However, Tester has earned the ire of the President and the Republican Party for his opposition to Trump’s nomination of Ronny Jackson to the role of Secretary of Veterans’ Affairs. Rosendale has attacked Tester for opposing the President’s tax cuts and “kowtow[ing] to Nancy Pelosi”. Rosendale himself is cutting a conservative stance, describing himself as “pro-life in all circumstances”, and as a supporter of the 2nd Amendment and of Donald Trump’s immigration plan and border wall. Morning Consult’s quarterly presidential approval poll from April (the most recent at the time of writing) gave President Trump an approval score of +4, with 50% approving and 46% disapproving. Seeing as Trump commands a positive approval rating in Montana, it will remain to be seen if voters will look for a Senator in November who they can align more with the President.

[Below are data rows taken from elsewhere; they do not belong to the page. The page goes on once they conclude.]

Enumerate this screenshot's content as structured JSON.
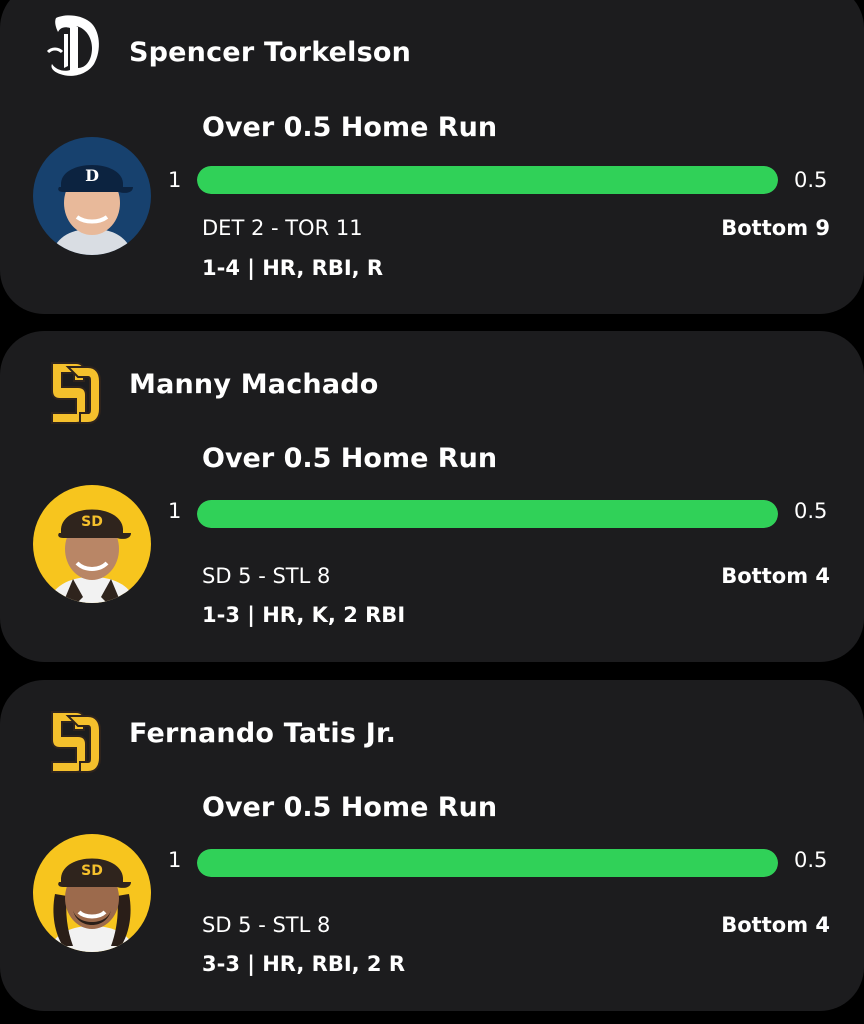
{
  "cards": [
    {
      "team_logo": "tigers-old-english-d-logo",
      "player": "Spencer Torkelson",
      "prop": "Over 0.5 Home Run",
      "actual": "1",
      "line": "0.5",
      "progress": 1.0,
      "score": "DET 2 - TOR 11",
      "inning": "Bottom 9",
      "statline": "1-4 | HR, RBI, R",
      "avatar_bg": "#17416e"
    },
    {
      "team_logo": "padres-sd-logo",
      "player": "Manny Machado",
      "prop": "Over 0.5 Home Run",
      "actual": "1",
      "line": "0.5",
      "progress": 1.0,
      "score": "SD 5 - STL 8",
      "inning": "Bottom 4",
      "statline": "1-3 | HR, K, 2 RBI",
      "avatar_bg": "#f7c51e"
    },
    {
      "team_logo": "padres-sd-logo",
      "player": "Fernando Tatis Jr.",
      "prop": "Over 0.5 Home Run",
      "actual": "1",
      "line": "0.5",
      "progress": 1.0,
      "score": "SD 5 - STL 8",
      "inning": "Bottom 4",
      "statline": "3-3 | HR, RBI, 2 R",
      "avatar_bg": "#f7c51e"
    }
  ],
  "colors": {
    "progress_fill": "#30d158",
    "card_bg": "#1c1c1e",
    "padres_gold": "#f5c02c",
    "padres_brown": "#2f241d"
  }
}
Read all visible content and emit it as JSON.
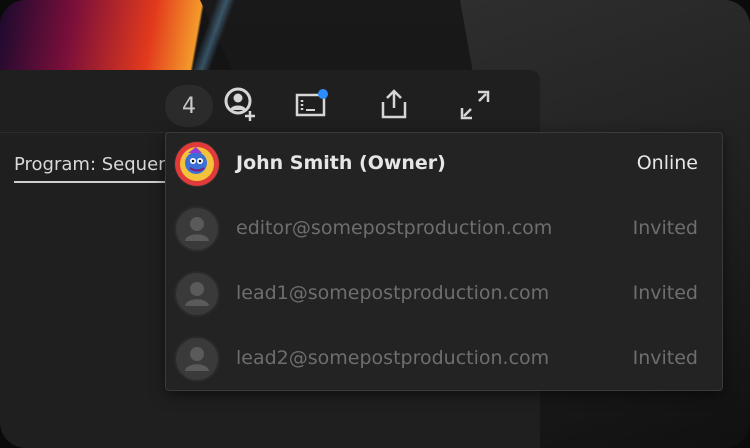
{
  "toolbar": {
    "collaborator_count": "4",
    "icons": [
      "add-collaborator-icon",
      "panel-notification-icon",
      "share-export-icon",
      "fullscreen-expand-icon"
    ]
  },
  "program_tab": {
    "label": "Program: Sequence"
  },
  "members": [
    {
      "name": "John Smith (Owner)",
      "status": "Online",
      "avatar": "custom-avatar"
    },
    {
      "name": "editor@somepostproduction.com",
      "status": "Invited",
      "avatar": "default-user"
    },
    {
      "name": "lead1@somepostproduction.com",
      "status": "Invited",
      "avatar": "default-user"
    },
    {
      "name": "lead2@somepostproduction.com",
      "status": "Invited",
      "avatar": "default-user"
    }
  ],
  "colors": {
    "notification_dot": "#2d8cff",
    "owner_text": "#e6e6e6",
    "invited_text": "#6e6e6e"
  }
}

It’s going to be a long road to November’s election, and despite no real polling to speak of in Montana, the pundits are giving Tester the advantage at this stage: Sabato’s Crystal Ball rates Montana’s Senate race as Lean Democrat, with Inside Politics rating it as just Tilt Democratic. The Cook Political Report is more confident for Tester, however, rating the race as Likely Democrat. Montana is an interesting state psephologically, having voted for Bill Clinton in 1992 and gave John McCain a winning margin of just 2.4% in the 2008 Presidential Election. In this year’s Senate election in Montana, anything could still happen.
The 2018 midterms are a huge test for Donald Trump, but with polling so far being as limited as it is, a lot of focus for punditry will be on the candidates who emerge as successful through the primaries, what they stand for and how that reflects the political narrative of their individual states. When more polling starts to come through, especially in Montana, we will be able to see how the races are shaping up, and the affect (if any) Trump is having on the re-election hopes of red state Democrats.
The next primaries of the season will be in Maine, Nevada, North Dakota, South Carolina and Virginia on June 12th, with primaries in Colorado, Maryland, Oklahoma and Utah along with Mississippi’s runoff election taking place later this month.